Stored entries
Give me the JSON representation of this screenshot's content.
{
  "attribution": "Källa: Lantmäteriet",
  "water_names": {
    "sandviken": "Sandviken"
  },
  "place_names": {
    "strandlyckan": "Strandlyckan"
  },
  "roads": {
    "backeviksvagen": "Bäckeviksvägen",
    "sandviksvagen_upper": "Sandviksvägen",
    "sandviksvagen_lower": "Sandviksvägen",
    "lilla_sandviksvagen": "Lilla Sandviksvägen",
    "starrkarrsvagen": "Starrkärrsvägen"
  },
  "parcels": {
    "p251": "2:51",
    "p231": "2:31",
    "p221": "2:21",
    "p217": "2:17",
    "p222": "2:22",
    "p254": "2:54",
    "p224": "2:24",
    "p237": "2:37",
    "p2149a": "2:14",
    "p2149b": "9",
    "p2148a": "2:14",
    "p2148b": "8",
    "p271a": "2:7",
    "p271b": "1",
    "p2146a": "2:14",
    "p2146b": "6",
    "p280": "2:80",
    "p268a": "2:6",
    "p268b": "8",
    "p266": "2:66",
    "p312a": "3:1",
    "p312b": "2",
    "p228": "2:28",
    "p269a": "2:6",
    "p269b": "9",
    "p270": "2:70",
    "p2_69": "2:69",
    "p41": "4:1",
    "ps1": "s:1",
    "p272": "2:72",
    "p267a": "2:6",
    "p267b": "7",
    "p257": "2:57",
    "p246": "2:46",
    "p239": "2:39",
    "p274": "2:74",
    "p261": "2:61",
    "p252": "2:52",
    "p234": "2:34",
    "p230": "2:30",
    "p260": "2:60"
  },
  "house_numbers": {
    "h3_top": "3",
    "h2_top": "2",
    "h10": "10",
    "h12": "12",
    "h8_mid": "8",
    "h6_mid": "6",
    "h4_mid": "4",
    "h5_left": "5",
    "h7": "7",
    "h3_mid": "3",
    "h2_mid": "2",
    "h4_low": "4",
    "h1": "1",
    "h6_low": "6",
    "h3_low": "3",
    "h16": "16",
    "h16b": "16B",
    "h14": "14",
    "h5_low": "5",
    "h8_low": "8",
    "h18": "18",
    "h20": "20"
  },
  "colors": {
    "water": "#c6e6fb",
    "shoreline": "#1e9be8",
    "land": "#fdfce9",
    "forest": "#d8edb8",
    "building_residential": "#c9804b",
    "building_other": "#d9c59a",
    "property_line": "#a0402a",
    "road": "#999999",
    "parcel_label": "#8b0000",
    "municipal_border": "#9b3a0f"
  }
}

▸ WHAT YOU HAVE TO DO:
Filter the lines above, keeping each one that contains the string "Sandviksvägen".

▸ WRITTEN RESPONSE:
    "sandviksvagen_upper": "Sandviksvägen",
    "sandviksvagen_lower": "Sandviksvägen",
    "lilla_sandviksvagen": "Lilla Sandviksvägen",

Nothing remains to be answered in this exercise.